    Nowadays, you can hardly open a cardiology journal without finding at least a few papers describing the latest advances in one or other aspect of the genetics of cardiovascular disease. For those not familiar with the terminology or techniques, enjoyment and appreciation of the, often excellent, underlying science can be a frustrating experience. This short book of less than a 100 pages (including glossary), one of a series of monographs covering various clinical specialities, provides a digestible introduction to the field of genetics and a summary of the findings for both monogenic and complex cardiovascular disorders as things existed in 2000. A brief description of commonly used genetic analysis techniques is also given.

    The familiar cardiovascular disorders with a well established genetic basis, such as hypertrophic cardiomyopathy, long QT syndrome, hypertension, and atherosclerosis, are all covered.

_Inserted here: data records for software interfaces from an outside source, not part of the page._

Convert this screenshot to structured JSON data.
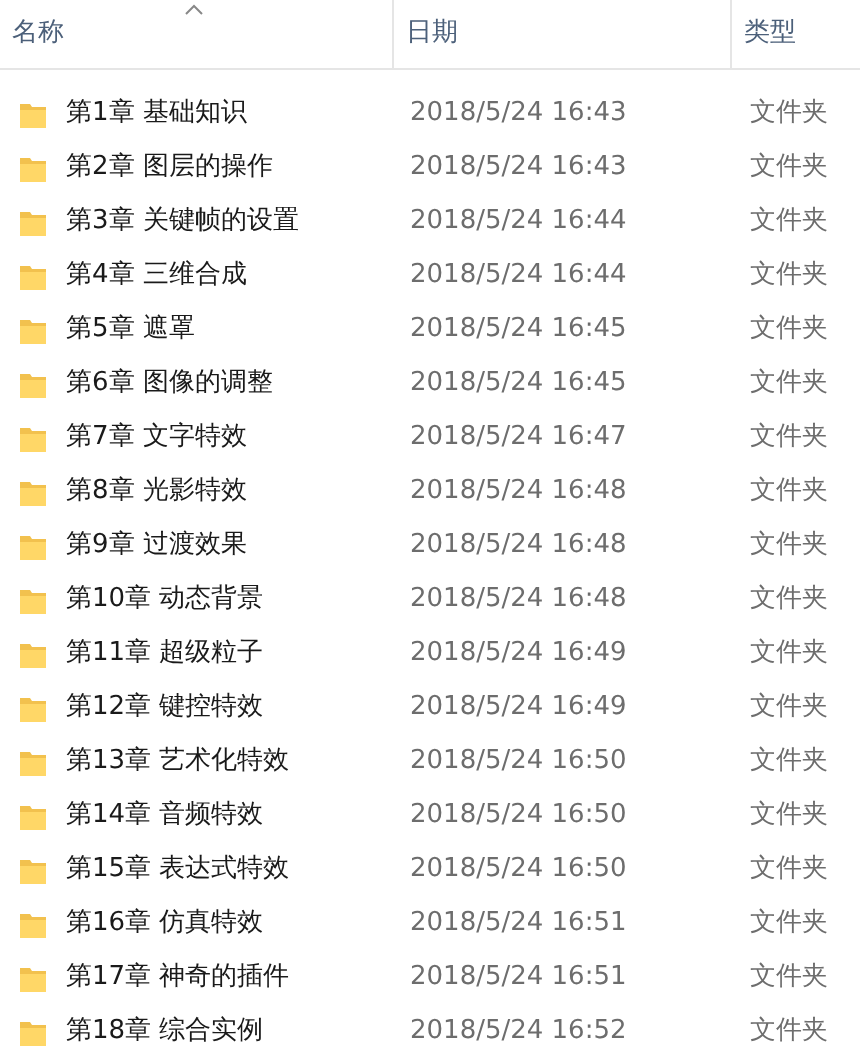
{
  "columns": [
    {
      "label": "名称",
      "sorted": true
    },
    {
      "label": "日期",
      "sorted": false
    },
    {
      "label": "类型",
      "sorted": false
    }
  ],
  "rows": [
    {
      "name": "第1章 基础知识",
      "date": "2018/5/24 16:43",
      "type": "文件夹"
    },
    {
      "name": "第2章 图层的操作",
      "date": "2018/5/24 16:43",
      "type": "文件夹"
    },
    {
      "name": "第3章 关键帧的设置",
      "date": "2018/5/24 16:44",
      "type": "文件夹"
    },
    {
      "name": "第4章 三维合成",
      "date": "2018/5/24 16:44",
      "type": "文件夹"
    },
    {
      "name": "第5章 遮罩",
      "date": "2018/5/24 16:45",
      "type": "文件夹"
    },
    {
      "name": "第6章 图像的调整",
      "date": "2018/5/24 16:45",
      "type": "文件夹"
    },
    {
      "name": "第7章 文字特效",
      "date": "2018/5/24 16:47",
      "type": "文件夹"
    },
    {
      "name": "第8章 光影特效",
      "date": "2018/5/24 16:48",
      "type": "文件夹"
    },
    {
      "name": "第9章 过渡效果",
      "date": "2018/5/24 16:48",
      "type": "文件夹"
    },
    {
      "name": "第10章 动态背景",
      "date": "2018/5/24 16:48",
      "type": "文件夹"
    },
    {
      "name": "第11章 超级粒子",
      "date": "2018/5/24 16:49",
      "type": "文件夹"
    },
    {
      "name": "第12章 键控特效",
      "date": "2018/5/24 16:49",
      "type": "文件夹"
    },
    {
      "name": "第13章 艺术化特效",
      "date": "2018/5/24 16:50",
      "type": "文件夹"
    },
    {
      "name": "第14章 音频特效",
      "date": "2018/5/24 16:50",
      "type": "文件夹"
    },
    {
      "name": "第15章 表达式特效",
      "date": "2018/5/24 16:50",
      "type": "文件夹"
    },
    {
      "name": "第16章 仿真特效",
      "date": "2018/5/24 16:51",
      "type": "文件夹"
    },
    {
      "name": "第17章 神奇的插件",
      "date": "2018/5/24 16:51",
      "type": "文件夹"
    },
    {
      "name": "第18章 综合实例",
      "date": "2018/5/24 16:52",
      "type": "文件夹"
    }
  ]
}
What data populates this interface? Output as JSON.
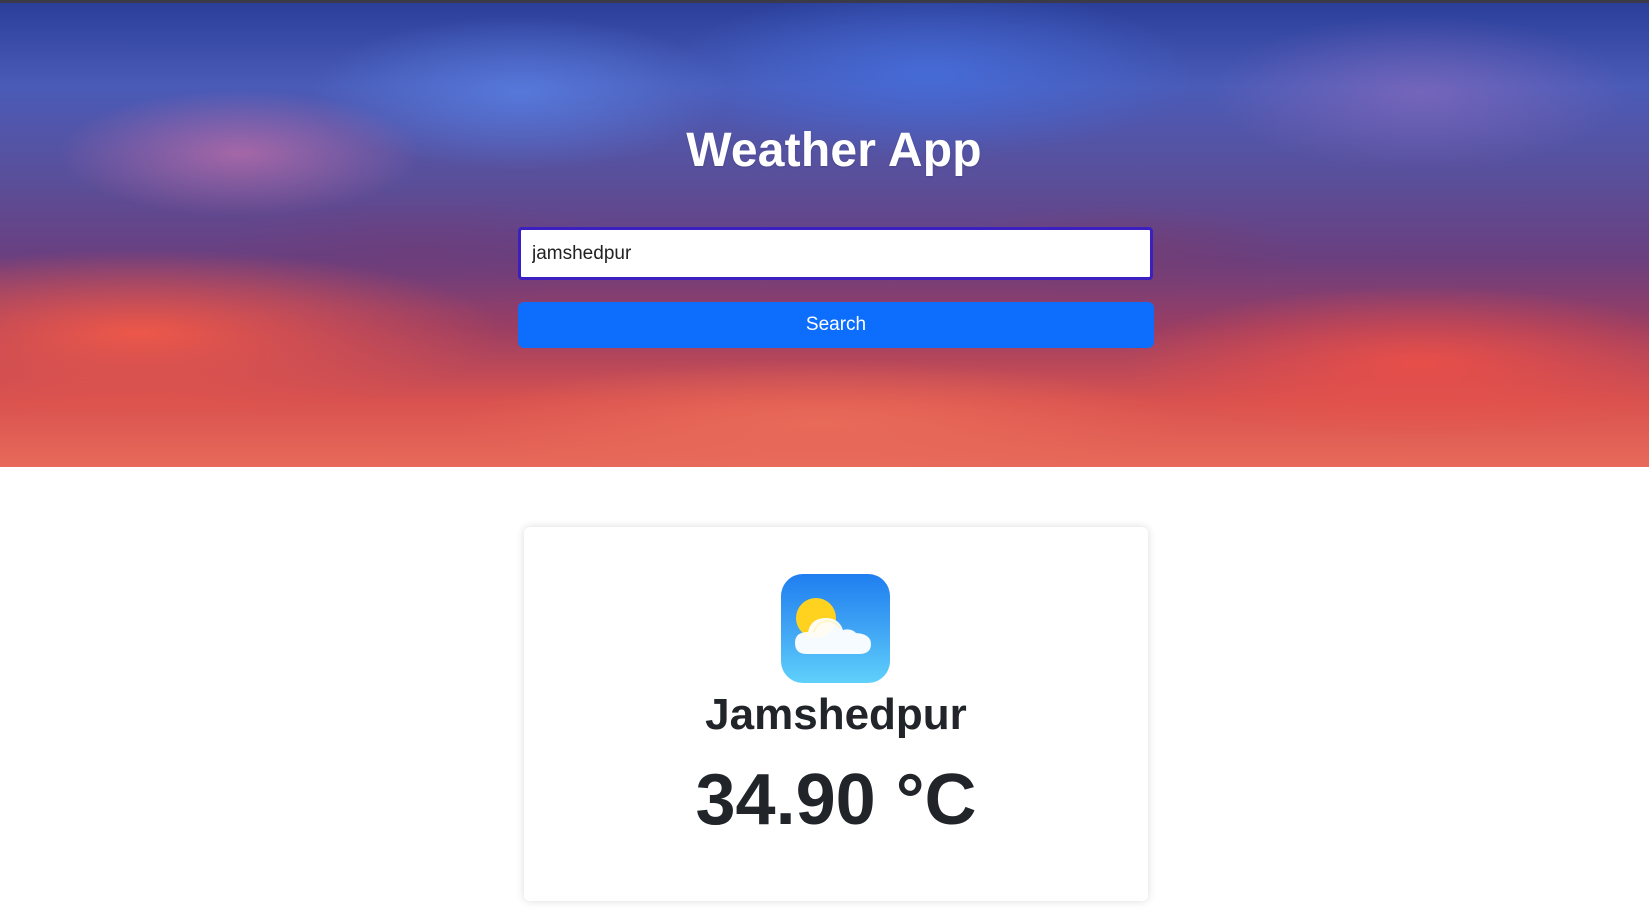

However, many cardiologists will be surprised to learn, as I was, of the existence of familial forms of a myxoma syndrome as well as patent ductus arteriosus. In pursuit of uniformity, an attempt is made to discuss the data on each disorder using the same subheadings (for example, mutational spectrum, effect of mutation, molecular pathogenesis, genotype-phenotype correlation, etc.) This is only partly successful because for many of the conditions, information on one or more of these aspects remains unknown. A brief clinical description of each condition is given. For a cardiologist, this information is probably unnecessary. Although the book is aimed at this readership, I suspect that it will perhaps be most helpful to young scientists working in the field of genetics of cardiovascular disease who need a general introduction to the field, and especially the important clinical aspects. However, there are a few errors, such as the statement that onset of familial atrial septal defect occurs in the third and fourth decades when it is, of course, congenital. A limitation is that references to original articles are not given.

    I enjoyed reading the book and compilation of genetic data on all diseases related to a particular system has much to commend it, for both the specialist as well as a general reader. However, the genetic field is moving rapidly, nowhere more so than in cardiology. There-fore, through no fault of the author, some of the data are already out of date and exciting new discoveries, for example, the finding that mutations in the bone morphogenetic protein receptor type II underlie some familial forms of primary pulmonary hypertension, are not covered. To be most valuable, this sort of book needs to be regularly updated. In this electronic age, this should be possible. Dr Marian has made a good start and I hope he feels motivated to produce further editions.